Don’t bring up your Irish great-grandparents’ suffering. Of course they got a lot of shit from established America. So did the Italians. So did the Eastern Europeans. But there was a hierarchy. A hundred years ago, the white ethnics hated being hated, but it was sort of tolerable because at least black people were below them on the ladder. Don’t say your grandfather was a serf in Russia when slavery happened because what matters is you are American now and being American means you take the whole shebang, America’s assets and America’s debts, and Jim Crow is a big-ass debt. Don’t say it’s just like antisemitism. It’s not. In the hatred of Jews there is also the possibility of envy — they are so clever, these Jews, they control everything, these Jews — and one must concede that a certain respect, however grudging, accompanies envy. In the hatred of American Blacks, there is no possibility of envy — they are so lazy, these blacks, they are so unintelligent, these blacks.

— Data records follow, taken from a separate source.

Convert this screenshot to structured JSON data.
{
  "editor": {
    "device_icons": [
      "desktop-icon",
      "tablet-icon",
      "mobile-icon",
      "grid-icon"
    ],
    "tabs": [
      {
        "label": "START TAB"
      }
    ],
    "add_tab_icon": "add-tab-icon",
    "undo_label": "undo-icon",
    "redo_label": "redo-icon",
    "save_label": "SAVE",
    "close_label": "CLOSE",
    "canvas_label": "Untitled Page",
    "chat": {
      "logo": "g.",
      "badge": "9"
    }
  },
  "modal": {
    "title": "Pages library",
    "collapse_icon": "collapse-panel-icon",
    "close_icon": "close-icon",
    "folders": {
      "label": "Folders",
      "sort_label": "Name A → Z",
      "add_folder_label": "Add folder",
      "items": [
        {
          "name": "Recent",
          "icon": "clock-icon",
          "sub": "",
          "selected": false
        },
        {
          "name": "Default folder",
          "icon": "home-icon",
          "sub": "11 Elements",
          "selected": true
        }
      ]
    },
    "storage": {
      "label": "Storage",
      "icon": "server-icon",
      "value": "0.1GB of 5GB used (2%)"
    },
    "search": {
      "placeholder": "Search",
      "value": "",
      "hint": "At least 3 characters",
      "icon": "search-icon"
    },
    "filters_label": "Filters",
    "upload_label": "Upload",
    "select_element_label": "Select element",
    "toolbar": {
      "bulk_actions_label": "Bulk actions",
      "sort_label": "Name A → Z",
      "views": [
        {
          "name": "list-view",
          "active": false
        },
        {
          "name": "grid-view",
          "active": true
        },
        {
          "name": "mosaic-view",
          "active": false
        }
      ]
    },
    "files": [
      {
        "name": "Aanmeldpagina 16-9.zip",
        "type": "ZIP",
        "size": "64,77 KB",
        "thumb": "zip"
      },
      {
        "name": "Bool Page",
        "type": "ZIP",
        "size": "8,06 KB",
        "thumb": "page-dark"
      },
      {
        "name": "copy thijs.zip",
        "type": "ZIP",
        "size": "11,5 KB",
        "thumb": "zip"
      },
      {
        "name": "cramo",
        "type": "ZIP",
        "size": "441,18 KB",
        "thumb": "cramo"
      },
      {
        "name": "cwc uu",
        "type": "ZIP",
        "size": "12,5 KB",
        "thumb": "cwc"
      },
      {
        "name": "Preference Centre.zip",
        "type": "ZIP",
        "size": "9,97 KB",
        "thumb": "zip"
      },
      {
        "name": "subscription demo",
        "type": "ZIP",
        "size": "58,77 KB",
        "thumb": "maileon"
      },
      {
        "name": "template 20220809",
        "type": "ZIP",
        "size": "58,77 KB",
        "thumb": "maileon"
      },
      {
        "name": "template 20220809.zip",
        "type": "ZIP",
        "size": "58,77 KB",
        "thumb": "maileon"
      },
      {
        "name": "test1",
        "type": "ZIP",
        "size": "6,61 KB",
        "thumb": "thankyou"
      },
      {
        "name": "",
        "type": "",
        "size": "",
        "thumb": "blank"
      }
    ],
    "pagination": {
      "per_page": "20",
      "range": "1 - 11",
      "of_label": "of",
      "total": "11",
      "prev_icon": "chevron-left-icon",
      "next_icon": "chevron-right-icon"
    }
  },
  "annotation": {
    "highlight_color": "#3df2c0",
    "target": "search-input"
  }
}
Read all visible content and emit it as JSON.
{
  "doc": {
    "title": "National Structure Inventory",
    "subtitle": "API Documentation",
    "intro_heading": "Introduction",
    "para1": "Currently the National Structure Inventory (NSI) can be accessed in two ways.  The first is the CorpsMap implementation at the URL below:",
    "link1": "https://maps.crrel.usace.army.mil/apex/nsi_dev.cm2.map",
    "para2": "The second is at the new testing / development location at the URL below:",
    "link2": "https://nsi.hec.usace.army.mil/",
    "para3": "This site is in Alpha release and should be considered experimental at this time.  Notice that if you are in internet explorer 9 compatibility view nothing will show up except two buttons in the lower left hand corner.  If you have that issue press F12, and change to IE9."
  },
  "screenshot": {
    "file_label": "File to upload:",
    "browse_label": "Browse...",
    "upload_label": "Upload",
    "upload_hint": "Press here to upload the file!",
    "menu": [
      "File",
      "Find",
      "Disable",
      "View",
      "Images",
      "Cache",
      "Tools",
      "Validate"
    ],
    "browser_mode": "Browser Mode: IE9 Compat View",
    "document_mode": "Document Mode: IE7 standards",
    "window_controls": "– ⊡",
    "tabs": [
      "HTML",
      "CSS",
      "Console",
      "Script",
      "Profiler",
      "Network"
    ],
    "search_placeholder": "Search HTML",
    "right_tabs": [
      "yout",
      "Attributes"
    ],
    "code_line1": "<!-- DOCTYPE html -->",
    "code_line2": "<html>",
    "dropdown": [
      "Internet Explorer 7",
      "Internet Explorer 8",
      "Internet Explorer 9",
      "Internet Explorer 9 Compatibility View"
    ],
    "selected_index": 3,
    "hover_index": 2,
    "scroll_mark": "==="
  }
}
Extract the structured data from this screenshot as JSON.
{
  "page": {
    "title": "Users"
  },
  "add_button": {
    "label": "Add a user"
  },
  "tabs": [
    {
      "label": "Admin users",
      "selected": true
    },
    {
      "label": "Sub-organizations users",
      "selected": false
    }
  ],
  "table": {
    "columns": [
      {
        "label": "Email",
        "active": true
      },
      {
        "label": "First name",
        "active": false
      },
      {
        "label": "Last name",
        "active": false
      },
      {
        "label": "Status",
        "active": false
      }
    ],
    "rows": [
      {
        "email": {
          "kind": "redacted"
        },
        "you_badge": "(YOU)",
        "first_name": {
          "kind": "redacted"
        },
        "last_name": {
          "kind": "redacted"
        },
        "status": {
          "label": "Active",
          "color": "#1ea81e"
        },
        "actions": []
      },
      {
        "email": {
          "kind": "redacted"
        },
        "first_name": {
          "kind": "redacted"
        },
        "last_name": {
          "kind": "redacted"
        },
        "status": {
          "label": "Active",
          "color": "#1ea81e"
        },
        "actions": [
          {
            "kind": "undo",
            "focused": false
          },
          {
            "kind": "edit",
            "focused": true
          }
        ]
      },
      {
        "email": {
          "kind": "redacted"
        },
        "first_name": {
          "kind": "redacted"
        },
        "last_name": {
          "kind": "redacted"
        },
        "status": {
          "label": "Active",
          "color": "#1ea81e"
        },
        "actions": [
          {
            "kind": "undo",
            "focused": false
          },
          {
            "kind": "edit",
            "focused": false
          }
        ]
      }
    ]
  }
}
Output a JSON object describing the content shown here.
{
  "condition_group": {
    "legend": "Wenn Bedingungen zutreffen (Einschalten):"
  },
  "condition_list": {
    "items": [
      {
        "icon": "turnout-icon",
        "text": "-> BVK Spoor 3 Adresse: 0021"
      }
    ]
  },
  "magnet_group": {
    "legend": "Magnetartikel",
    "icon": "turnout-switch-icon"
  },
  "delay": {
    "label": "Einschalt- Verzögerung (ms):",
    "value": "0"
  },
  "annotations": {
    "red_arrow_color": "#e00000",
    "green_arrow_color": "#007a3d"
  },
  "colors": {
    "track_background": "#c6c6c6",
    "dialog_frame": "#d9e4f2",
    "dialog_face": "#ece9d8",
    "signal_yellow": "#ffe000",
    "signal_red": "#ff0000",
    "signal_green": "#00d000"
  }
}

When Ifemelu heads back to Lagos, however, she shudders her race blog and instead begins to blog about social issues in Nigeria. As she carves out a life for herself in a city that she once understood well, but in which she now feels a bit alien, she reconnects with Obinze, and their love story — complicated and fractured as it is — resumes. The resumption of their story feels both satisfying and frustrating, and the resolution (no spoilers!) is both satisfying and unsatisfying. Just like life.
I really loved this book. I want to read more of Adichie’s writing right away, and I highly recommend you do the same. In case you’re interested, here is an interview with Adichie on NPR.